Validating the function can involve experimental techniques such as silencing a specific gene in a cell to see what happens in the protein’s absence. Rost is trying AI approaches. For example, he recently led a team that used an AI algorithm called Deep Learning to predict if specific stretches of proteins could bind things like small molecules or metals (Sci. Rep. 2021, DOI: 10.1038/s41598-021-03431-4). Knowing what a protein interacts with can give scientists a clue about its function. But that work took several years and uncovered only a few previously unknown binding domains.
“There is a lot of darkness, if you call darkness the lack of functional annotation,” he says. “And this darkness is huge.” While AI might have helped illuminate large parts of the dark structural proteome, he adds, researchers still haven’t built a way of defining function that would allow deep-learning algorithms to solve the puzzle, and the data that exist are too sparse for algorithms to learn from. Bioinformatic databases such as the Gene Ontology resource collect information on gene functions, he says, but they aren’t far reaching enough, especially because proteins can have multiple roles depending on their biological context. So scientists will need to do more work to better characterize protein function before AI can help explore this dark region of the proteome.
Over the past hundred years, scientists have uncovered a huge amount of information about the community of proteins inside our bodies. But each stage has shown that scientists had a lot more to learn. What’s more, these proteins living in the dark proteome might be just the beginning.
There may also be other areas of darkness that scientists don’t even know about yet. For example, Lane says, perhaps there is an unpredicted proteome—pieces of the genome that researchers don’t realize are genes but that encode proteins or small peptides. “There are probably even darker things,” she adds. “It’s difficult to know what we don’t know.”
One thing everyone can agree on is that just because a protein is hidden doesn’t mean it is unimportant. Researchers like Mallick think new technologies will help shed light on these dark areas of the proteome. Put simply, he says, “if there’s stuff that you’re not seeing, and it’s part of what’s driving the behavior of a system, you want to see it.” And that’s why the mysteries of the dark proteome are going to hold researchers’ attention for a while to come.

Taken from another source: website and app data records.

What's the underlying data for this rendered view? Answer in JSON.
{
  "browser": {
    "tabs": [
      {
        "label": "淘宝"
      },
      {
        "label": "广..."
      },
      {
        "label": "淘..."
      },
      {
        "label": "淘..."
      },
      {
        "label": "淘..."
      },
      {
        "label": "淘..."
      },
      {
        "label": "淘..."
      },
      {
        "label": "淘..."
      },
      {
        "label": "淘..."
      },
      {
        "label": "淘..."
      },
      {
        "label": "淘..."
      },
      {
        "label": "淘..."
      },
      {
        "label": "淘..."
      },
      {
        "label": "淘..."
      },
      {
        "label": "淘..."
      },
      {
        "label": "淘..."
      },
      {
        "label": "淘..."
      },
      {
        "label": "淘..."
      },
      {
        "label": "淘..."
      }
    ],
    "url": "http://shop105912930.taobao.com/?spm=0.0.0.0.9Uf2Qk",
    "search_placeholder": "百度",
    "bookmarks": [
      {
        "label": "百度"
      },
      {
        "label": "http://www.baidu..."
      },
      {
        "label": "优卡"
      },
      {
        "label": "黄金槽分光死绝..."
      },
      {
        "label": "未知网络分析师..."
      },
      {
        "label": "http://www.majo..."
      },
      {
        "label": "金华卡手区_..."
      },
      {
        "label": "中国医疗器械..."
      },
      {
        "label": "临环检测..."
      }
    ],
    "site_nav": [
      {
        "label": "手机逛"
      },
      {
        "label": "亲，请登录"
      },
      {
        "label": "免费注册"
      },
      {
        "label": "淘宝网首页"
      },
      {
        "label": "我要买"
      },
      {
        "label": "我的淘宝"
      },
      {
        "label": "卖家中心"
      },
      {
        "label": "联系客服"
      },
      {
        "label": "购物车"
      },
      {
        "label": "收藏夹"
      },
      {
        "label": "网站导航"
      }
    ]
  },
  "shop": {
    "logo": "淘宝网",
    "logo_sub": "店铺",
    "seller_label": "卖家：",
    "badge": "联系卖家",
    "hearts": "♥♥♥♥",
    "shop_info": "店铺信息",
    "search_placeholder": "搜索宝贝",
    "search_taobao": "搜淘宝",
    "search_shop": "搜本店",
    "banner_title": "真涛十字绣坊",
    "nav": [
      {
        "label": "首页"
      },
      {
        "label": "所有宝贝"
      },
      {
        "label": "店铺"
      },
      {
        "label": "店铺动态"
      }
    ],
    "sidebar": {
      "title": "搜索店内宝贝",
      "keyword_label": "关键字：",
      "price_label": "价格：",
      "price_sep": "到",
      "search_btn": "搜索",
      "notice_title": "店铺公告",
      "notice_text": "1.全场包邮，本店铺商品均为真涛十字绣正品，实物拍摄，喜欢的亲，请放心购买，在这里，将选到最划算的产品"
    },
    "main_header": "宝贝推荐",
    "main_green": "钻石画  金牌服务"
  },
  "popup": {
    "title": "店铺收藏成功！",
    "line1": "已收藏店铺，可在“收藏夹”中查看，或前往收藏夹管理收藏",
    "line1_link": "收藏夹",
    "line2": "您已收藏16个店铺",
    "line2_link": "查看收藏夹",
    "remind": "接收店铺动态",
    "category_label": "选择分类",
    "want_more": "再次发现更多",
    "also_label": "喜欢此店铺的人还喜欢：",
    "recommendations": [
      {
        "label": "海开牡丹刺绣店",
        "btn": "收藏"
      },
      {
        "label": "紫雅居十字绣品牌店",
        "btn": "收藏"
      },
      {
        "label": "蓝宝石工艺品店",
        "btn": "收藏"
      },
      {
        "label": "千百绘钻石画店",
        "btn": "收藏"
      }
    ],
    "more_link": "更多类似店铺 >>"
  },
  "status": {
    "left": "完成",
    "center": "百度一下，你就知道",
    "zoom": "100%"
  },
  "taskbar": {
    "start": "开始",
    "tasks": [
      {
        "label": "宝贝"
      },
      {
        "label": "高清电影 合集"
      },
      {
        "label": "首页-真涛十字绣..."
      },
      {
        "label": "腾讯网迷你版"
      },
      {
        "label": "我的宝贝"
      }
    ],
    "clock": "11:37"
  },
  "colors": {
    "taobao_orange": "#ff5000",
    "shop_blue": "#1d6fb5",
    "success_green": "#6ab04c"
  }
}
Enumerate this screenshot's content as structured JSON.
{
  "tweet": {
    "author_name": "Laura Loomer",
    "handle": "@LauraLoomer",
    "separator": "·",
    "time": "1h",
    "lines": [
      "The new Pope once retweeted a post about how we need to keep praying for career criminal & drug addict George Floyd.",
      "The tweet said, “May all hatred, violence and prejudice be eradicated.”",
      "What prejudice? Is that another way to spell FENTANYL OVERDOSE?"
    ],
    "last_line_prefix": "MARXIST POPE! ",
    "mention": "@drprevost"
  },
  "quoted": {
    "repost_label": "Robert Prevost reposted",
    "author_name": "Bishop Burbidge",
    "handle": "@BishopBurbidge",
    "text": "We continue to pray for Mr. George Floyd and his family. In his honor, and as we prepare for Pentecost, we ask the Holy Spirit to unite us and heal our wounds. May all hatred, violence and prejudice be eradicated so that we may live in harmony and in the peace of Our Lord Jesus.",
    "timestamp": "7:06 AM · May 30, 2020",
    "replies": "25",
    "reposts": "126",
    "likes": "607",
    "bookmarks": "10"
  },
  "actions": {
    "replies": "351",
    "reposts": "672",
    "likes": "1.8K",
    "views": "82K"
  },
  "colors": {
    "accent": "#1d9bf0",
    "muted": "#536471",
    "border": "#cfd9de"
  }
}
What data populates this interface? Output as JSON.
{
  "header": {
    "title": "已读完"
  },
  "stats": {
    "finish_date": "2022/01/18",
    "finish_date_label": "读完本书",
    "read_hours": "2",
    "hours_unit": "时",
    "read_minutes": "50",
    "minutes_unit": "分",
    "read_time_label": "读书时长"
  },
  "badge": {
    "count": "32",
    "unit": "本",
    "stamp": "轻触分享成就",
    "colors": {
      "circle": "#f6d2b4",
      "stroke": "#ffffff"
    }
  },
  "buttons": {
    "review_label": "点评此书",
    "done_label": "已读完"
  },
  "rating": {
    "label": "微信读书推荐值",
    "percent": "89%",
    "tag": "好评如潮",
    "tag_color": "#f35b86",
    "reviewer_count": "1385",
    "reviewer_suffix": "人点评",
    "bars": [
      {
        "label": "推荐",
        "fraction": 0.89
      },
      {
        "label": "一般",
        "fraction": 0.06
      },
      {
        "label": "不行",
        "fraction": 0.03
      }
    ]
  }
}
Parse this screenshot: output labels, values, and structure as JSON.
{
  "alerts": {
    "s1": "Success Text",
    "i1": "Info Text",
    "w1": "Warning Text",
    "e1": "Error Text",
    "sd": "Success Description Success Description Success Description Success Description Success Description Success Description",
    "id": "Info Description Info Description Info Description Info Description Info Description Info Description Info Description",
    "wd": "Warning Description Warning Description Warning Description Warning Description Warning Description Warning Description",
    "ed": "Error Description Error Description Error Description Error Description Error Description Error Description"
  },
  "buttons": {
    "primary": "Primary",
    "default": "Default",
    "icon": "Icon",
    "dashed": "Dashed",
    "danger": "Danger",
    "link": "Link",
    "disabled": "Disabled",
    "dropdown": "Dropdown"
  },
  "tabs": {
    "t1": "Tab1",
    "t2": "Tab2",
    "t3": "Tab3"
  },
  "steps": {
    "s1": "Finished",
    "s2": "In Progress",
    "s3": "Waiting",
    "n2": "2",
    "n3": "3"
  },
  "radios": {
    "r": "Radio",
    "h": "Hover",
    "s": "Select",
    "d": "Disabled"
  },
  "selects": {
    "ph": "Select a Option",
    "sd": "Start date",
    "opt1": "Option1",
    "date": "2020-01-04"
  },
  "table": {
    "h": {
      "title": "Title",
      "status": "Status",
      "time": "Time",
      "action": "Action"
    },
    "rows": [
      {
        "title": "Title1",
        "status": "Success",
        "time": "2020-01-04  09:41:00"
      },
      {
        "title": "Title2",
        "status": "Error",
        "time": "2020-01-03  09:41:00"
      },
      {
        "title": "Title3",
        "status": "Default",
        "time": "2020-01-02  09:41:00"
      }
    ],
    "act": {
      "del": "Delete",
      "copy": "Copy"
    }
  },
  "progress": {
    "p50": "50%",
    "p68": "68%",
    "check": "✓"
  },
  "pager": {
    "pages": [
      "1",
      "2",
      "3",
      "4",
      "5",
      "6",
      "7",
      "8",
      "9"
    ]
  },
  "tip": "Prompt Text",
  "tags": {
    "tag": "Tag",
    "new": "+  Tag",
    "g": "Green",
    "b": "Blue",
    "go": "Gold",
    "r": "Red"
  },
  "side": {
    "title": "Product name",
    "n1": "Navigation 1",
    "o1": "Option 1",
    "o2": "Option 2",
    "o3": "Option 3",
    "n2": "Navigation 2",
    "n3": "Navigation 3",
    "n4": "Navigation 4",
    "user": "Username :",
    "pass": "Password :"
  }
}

This story was updated on Jan. 27, 2022, to correct the description of the availability of Nautilus Biotechnology's protein analysis technology. The companies that have access to the technology are better described as Nautilus’s research partners, not commercial partners. The company hopes to make the technology commercially available in the future.